Los Cerros Middle School
968 Blemer Road
Danville, CA 94526
art webpage -

>From: "Susan Holland" <>
> My other question is what is the deal with gesso? why did it turn that thing
> rubbery? Glue is a supply I have in abundance-> about a five year supply at
the moment plus big refill jugs. I know that stuff> gets stringy if it gets
old and some of it is already turning yellow.

My thoughts would be along the line of's too old. Smell would be
a good indicator. Judy you have a clue about this? Is there
something you can add to the mixture to make it usable?

My personal take on this would be to toss it...even if you have lots of it.
If I think the product has changed in structure then the chemical
composition has probably changed also and it might possibly become more
toxic for children to use. I might be incorrect with the product's stability
in my thinking but then...I don't like taking chances with their health or

>Pantyhose sculpture...
> About saving time- I don't want to do that.

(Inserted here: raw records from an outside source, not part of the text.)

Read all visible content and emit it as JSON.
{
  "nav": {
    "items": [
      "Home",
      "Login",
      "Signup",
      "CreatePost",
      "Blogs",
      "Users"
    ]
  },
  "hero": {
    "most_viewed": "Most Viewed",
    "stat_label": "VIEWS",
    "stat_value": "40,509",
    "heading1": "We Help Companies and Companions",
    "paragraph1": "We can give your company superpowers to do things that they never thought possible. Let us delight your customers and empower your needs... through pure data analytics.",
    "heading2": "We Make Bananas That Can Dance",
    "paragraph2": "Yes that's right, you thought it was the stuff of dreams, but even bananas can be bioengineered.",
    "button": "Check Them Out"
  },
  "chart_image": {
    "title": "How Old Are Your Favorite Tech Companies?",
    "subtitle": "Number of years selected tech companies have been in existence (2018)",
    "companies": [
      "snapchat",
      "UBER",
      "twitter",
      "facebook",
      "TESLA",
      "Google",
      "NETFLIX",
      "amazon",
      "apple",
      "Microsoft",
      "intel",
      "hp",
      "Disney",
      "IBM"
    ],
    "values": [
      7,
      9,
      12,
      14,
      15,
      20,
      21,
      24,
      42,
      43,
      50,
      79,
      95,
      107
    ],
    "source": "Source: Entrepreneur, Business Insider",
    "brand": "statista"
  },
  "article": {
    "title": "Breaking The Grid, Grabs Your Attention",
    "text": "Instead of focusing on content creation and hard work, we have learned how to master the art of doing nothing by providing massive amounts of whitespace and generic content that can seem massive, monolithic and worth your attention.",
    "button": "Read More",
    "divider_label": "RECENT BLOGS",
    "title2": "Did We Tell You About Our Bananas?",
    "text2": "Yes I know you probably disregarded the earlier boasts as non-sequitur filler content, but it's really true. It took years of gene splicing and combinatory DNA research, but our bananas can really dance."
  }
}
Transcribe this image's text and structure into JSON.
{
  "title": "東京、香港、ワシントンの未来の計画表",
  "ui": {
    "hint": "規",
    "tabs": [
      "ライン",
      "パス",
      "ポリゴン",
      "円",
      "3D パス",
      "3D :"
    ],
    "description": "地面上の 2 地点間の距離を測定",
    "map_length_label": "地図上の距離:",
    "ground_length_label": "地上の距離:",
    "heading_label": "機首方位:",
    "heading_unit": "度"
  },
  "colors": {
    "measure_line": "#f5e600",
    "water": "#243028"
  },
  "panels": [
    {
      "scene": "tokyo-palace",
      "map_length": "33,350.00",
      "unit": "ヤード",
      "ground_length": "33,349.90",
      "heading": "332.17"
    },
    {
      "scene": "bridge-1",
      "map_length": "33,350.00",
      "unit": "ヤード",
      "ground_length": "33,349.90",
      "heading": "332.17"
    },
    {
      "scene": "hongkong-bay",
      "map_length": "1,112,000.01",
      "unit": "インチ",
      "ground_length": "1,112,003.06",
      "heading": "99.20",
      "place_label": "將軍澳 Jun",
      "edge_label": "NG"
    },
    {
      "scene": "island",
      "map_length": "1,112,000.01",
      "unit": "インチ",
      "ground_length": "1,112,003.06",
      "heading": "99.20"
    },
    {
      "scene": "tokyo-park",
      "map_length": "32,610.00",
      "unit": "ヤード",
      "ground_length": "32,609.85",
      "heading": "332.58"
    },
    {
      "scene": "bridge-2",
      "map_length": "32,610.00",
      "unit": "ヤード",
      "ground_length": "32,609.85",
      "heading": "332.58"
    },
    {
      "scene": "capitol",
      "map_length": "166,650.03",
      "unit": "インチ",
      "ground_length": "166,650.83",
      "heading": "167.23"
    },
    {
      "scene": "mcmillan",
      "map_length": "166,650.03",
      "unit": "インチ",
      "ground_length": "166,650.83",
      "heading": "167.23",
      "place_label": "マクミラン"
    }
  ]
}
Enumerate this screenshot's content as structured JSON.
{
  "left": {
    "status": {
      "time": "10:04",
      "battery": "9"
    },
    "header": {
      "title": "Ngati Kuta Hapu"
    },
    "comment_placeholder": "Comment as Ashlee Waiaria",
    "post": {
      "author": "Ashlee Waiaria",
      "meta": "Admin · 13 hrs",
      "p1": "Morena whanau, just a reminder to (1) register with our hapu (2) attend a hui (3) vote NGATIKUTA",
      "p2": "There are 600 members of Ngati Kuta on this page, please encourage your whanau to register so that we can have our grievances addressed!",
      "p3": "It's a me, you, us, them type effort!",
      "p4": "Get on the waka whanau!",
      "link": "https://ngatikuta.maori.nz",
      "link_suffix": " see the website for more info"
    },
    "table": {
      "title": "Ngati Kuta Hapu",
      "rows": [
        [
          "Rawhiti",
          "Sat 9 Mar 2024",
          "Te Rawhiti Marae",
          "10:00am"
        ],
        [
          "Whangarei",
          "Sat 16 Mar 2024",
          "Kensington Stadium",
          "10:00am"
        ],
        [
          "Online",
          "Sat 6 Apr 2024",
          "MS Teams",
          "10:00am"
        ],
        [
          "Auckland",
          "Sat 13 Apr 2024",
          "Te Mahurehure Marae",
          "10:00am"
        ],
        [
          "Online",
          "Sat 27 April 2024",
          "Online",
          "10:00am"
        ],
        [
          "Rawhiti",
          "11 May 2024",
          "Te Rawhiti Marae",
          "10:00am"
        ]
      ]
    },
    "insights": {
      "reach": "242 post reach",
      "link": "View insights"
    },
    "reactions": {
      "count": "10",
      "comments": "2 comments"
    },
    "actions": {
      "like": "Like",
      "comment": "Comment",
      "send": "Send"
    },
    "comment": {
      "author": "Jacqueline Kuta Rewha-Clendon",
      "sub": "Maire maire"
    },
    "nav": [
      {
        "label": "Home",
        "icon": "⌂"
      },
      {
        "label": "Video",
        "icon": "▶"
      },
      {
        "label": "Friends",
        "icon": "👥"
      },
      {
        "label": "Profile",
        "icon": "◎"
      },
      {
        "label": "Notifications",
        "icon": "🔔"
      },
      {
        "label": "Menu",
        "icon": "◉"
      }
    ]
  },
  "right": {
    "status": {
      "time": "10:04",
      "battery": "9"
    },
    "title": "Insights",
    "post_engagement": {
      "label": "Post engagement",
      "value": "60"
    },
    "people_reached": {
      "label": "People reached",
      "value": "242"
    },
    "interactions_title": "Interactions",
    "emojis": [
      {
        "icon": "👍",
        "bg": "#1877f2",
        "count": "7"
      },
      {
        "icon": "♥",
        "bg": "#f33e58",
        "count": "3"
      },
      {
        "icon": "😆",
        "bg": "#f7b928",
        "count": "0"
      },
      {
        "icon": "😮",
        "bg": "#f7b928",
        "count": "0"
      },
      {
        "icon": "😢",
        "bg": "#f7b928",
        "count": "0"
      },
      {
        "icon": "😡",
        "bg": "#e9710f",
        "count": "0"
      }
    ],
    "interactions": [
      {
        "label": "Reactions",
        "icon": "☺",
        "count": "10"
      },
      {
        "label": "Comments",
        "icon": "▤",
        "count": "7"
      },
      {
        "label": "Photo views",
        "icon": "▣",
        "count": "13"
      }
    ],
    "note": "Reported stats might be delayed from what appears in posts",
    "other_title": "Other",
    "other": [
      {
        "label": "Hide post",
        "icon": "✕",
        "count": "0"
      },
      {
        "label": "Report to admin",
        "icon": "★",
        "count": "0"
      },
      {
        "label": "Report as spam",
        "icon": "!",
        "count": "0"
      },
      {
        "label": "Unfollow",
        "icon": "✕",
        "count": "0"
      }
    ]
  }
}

I have kids who would finish this
> project in one class period if I gave them all the supplies (skipping the
> glue). Two minutes to bend the wire, 5 minutes to fiddle with the hose, 15
> minutes to slap on the paint, and I would be hearing "I'm done!" I want some
> time invested in the project, and the glue step is important for that reason.
> Taking a couple of class days to glue this thing won't turn it into drudgery.
> I want kids to experience working long and hard on art and getting
>satisfaction\> out of it.

Gotcha! My kids tend to do the same thing...finish the building of it
lickity split. After the initial slapping of paint on it, they then progress
to the stage of dripping paint on it ala Pollack (which seems to always be
the norm), then they finally begin the stage of looking at the form of the
sculpture and painting it with that in mind. All this tends to build up some
paint layers as well as taking time. Our painting stages go for two weeks or
more. This turns the project into a long one and surprisingly not boring.
> Also, I do want the sculptures to be as solid as possible. I read someone
> else's post about kids poking things through the models/ examples that a
> teacher had made. My kids are 5th graders, and most have plenty of curious
> siblings. When these things go home, I want them to be able to withstand some
> abuse. I know they need to because the first question out of my kid's mouths
> is always: do we get to keep it? So I don't want to send something home that
> looks cool, but breaks immediately.

In that vein, what do you do with their paintings, collages, paper mache,
paper sculptures, plaster carving, or clay? You can't stop destruction if
that is their desire. That goes for adults NYC.

I know that's not the answer you are looking for, but putting on a base coat
of gesso, or decoupage, or plaster coating, or plaster gauze or latex paint
will not make it that much more indestructible if they want to destroy it.
I've tried them all and I'm handing you MY experiences.